Marion Benson Owens was born 18th November 1888, to Len and Minnie Owens. She was born in San Francisco, California, in the United States. Marion had two siblings, a brother, and a sister. After her parents divorced when she was ten years of age, Marion lived with her mother.
Marion left school at the age of 12 and moved to another school in San Mateo. After that, she went to art school when she was in her teens.
Frances Marion started her working life in San Francisco. She had several jobs including being a photographer’s assistant, a commercial artist, and a reporter. She then moved to Los Angeles and found work as an artist doing posters to advertise theater and doing commercial layouts for an advertising company.
Marion’s move into the film industry came in 1914 when she joined Lois Weber Productions. She was a writing assistant and general assistant, but she also acted for the company as well. When World War I broke out, Marion once again took up journalism and moved overseas to report on the war.
Upon returning to the U.S., she started writing film scripts and was hugely successful.
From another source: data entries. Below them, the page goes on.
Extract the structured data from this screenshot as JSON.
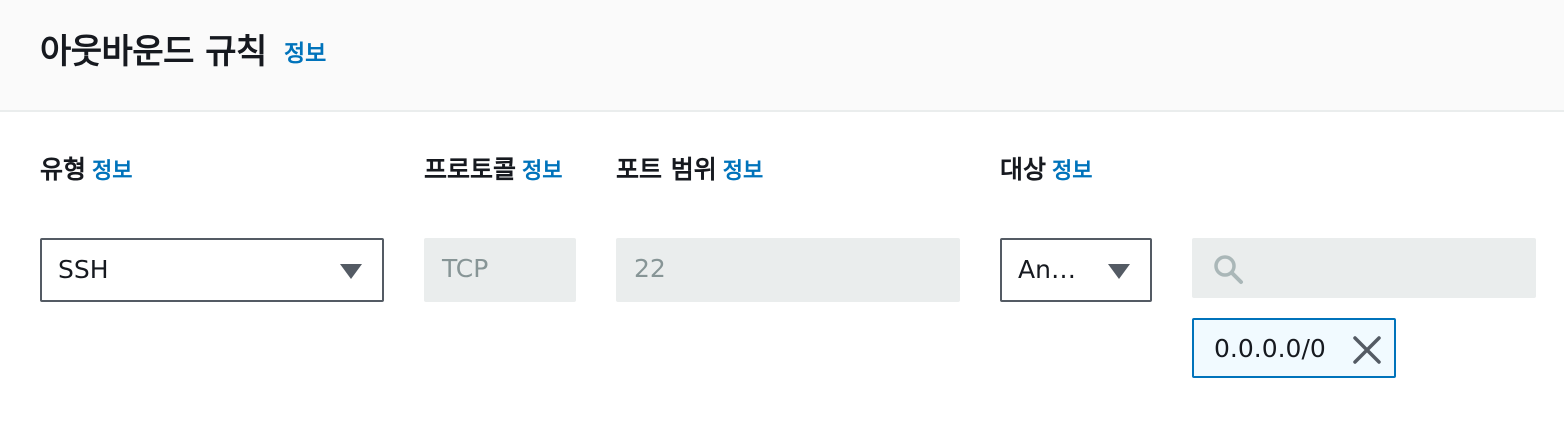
{
  "header": {
    "title": "아웃바운드 규칙",
    "info_label": "정보"
  },
  "columns": {
    "type": {
      "label": "유형",
      "info_label": "정보"
    },
    "protocol": {
      "label": "프로토콜",
      "info_label": "정보"
    },
    "port_range": {
      "label": "포트 범위",
      "info_label": "정보"
    },
    "destination": {
      "label": "대상",
      "info_label": "정보"
    }
  },
  "rule": {
    "type_value": "SSH",
    "protocol_value": "TCP",
    "port_range_value": "22",
    "destination_select_value": "An…",
    "destination_search_value": "",
    "destination_token": "0.0.0.0/0"
  },
  "icons": {
    "type_caret": "caret-down-icon",
    "destination_caret": "caret-down-icon",
    "search": "search-icon",
    "token_remove": "close-icon"
  },
  "colors": {
    "link": "#0073bb",
    "text": "#16191f",
    "disabled_bg": "#eaeded",
    "disabled_text": "#879596",
    "token_border": "#0073bb",
    "token_bg": "#f1faff"
  }
}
Many of her scripts were successful, and she was earning $50,000 a year, which had never been done before. She moved to New York where she continued to write, and Marion is credited with more than 300 scripts. She is also credited with producing more than 130 movies, as well as directing several.
Some of her movies include Pollyanna (1920), A Thief in Paradise (1925), and Going Hollywood (1933). For most of her screenwriting years, Marion was with MGM Studios.
In 1946 she retired from Hollywood and then spent her time writing stage productions and novels. Frances Marion published nine works between 1925 and 1972, including her autobiography in 1972, called, Off With Their Heads: A Serio-Comic Tale of Hollywood.
Awards and Honors
Frances Marion won two Academy Awards. The first was for Best Writing in 1930, the second for Best Story in 1931.
Frances Marion's first marriage was to Wesley de Lappe, and her second was to Robert Pike. In 1919, Marion’s third marriage was to an actor named Fred Thomson. Thomson died in 1928. Marion had two sons with Thomson, one of which was adopted.
Marion’s fourth marriage was to a director, George W. Hill in 1930. The couple divorced in 1933.